DARPA begins development of experimental XS-1 spaceplane
Re-usable, unmanned craft intended to reduce cost of space payload transport.
The Defense Advanced Research Projects Agency (DARPA) announced that it has begun Phase 1 development of its experimental XS-1 program. The U.S. agency’s
goal is create a fully-reusable unmanned vehicle that can deploy small satellites to orbit using expendable upper stages.
Using a reusable first stage, the XS-1 would fly to hypersonic speeds at a suborbital altitude, at which point one or more expendable upper stages would separate and deploy a satellite into low earth orbit. The reusable first stage would then return to earth, land and be prepared for the next flight.
For Phase 1, DARPA’s goal is to create a demonstration vehicle and has awarded prime contracts to aerospace partners Boeing/Blue Origin, Masten Space Systems/XCOR Aerospace and Northrop Grumman/ Virgin Galactic.
“We chose performers who could prudently integrate existing and up-and-coming technologies and operations, while making XS-1 as reliable, easy-to-use and cost-effective as possible,” Jess Sponable, DARPA program manager. “We’re eager to see how their initial designs envision making spaceflight commonplace—with all the potential military, civilian and commercial benefits that capability would provide.”

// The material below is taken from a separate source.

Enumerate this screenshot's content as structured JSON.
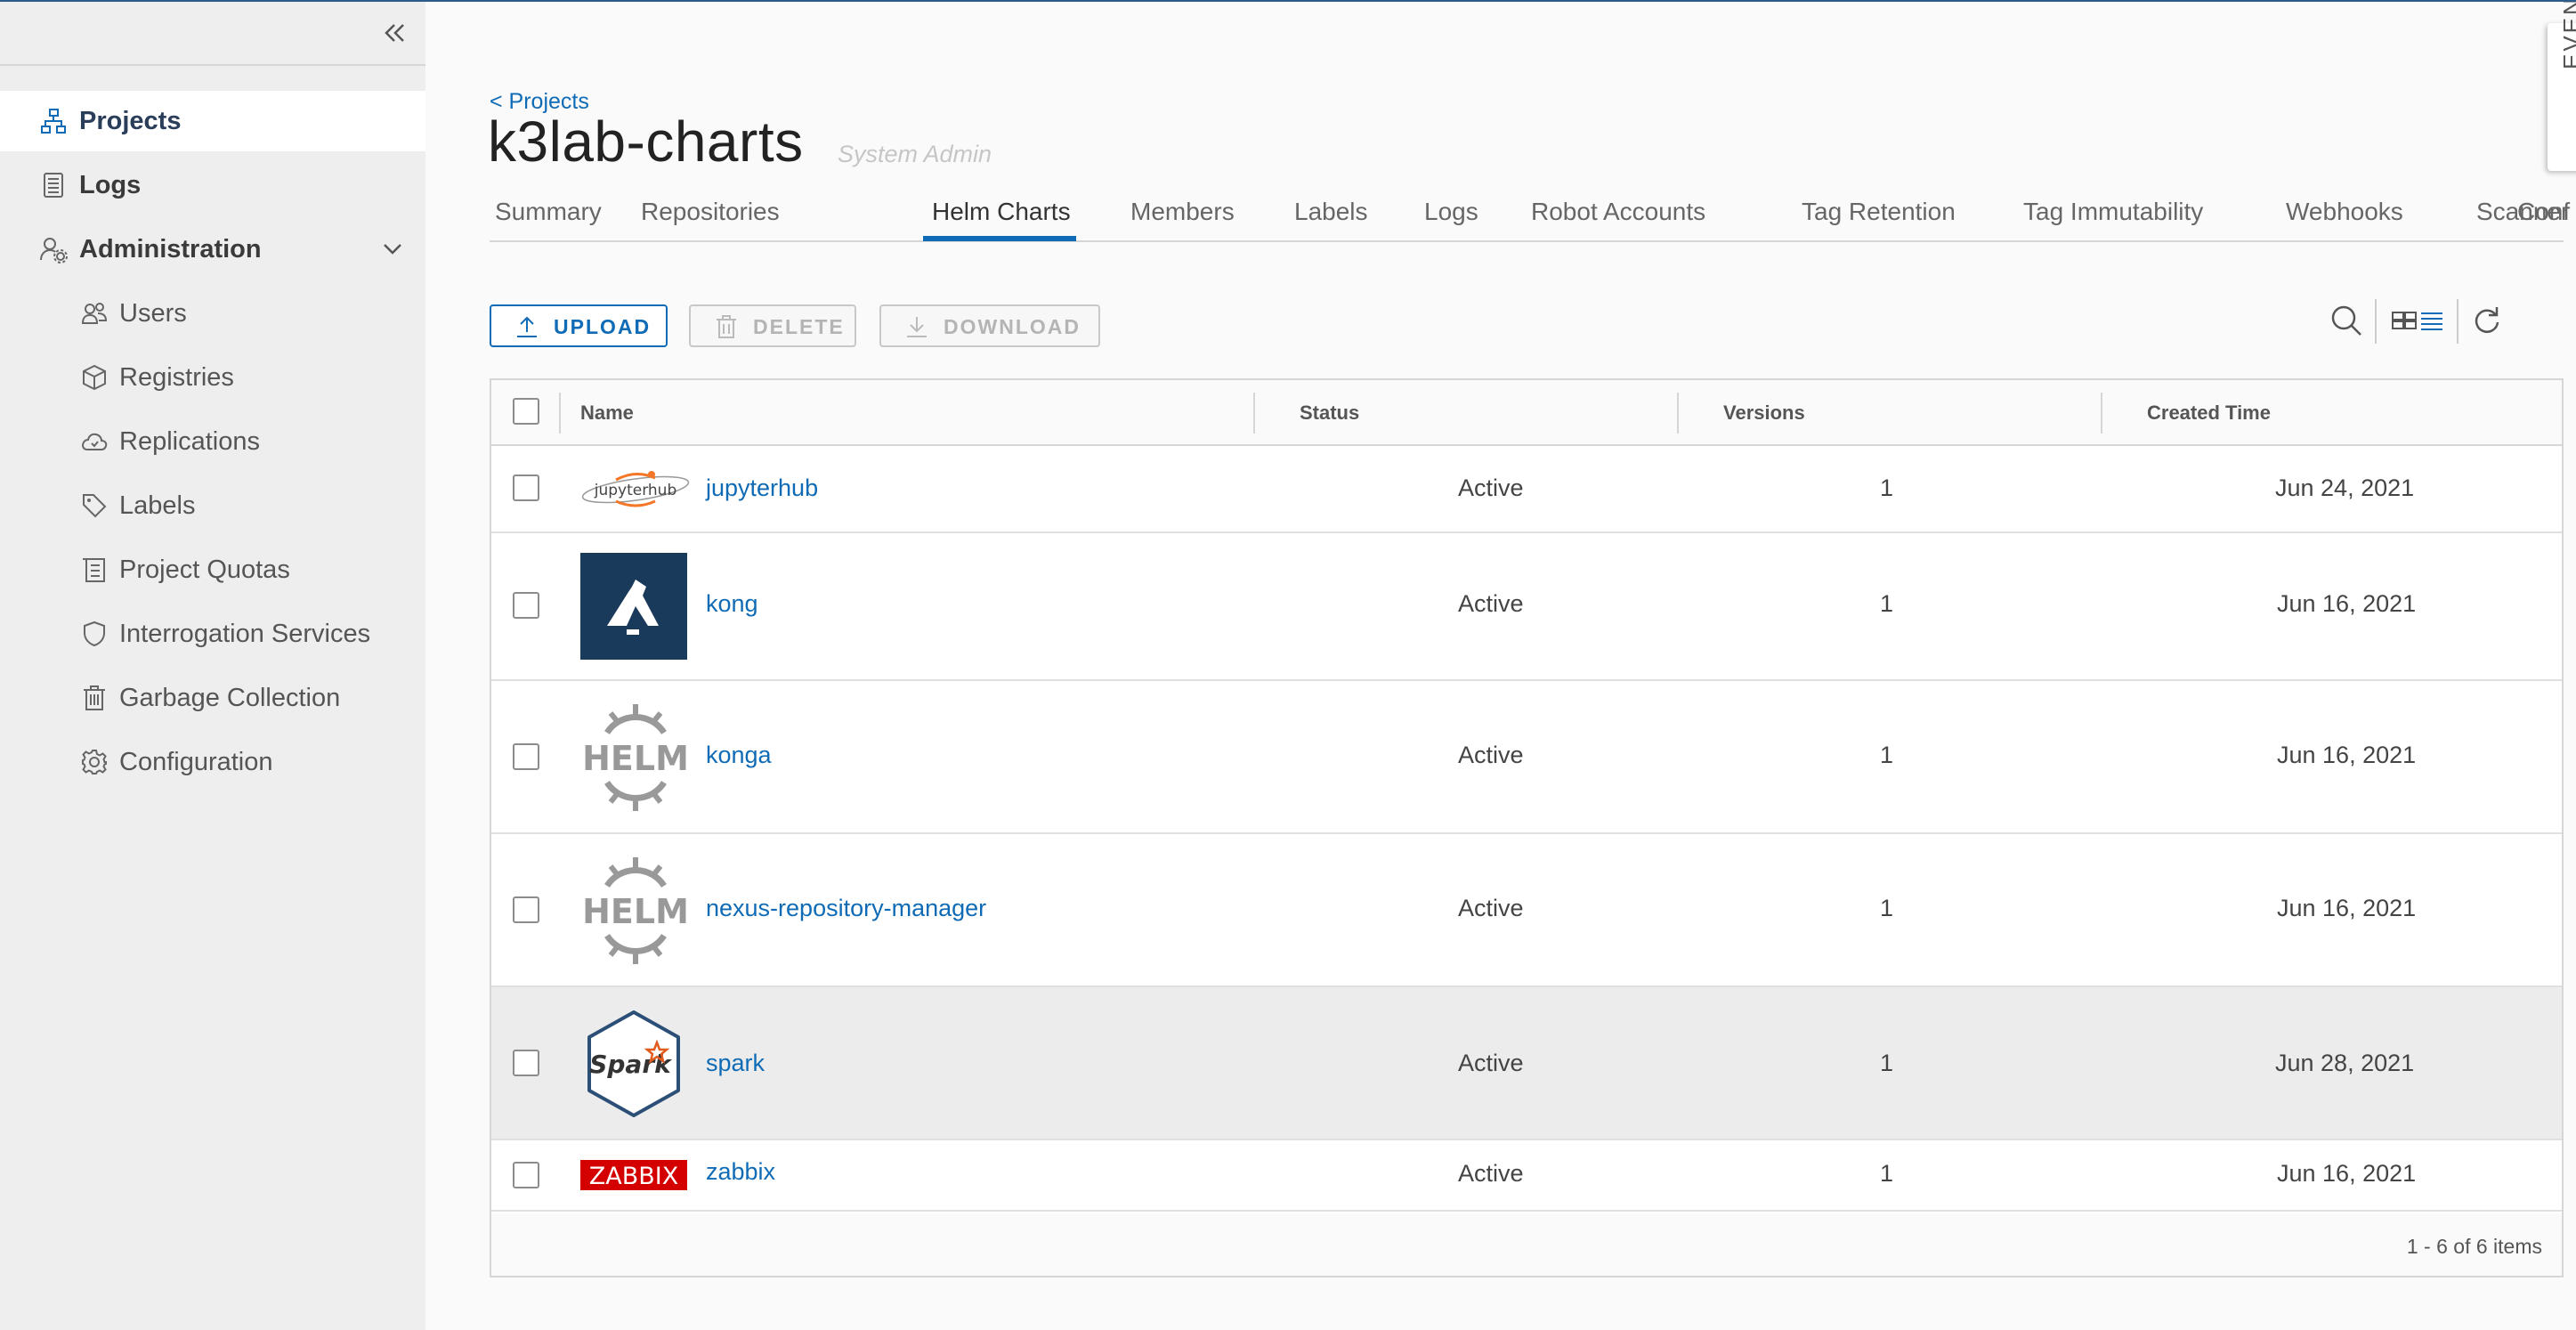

Key XS-1 technical goals include flying 10 times in 10 days, flying to Mach 10+ at least once and launching a representative small payload to orbit. The program also seeks to reduce the cost of access to space for 3,000- to 5,000-pound payloads to less than $5 million per flight. Similar launches currently cost undreds of millions of dollars each, the agency says.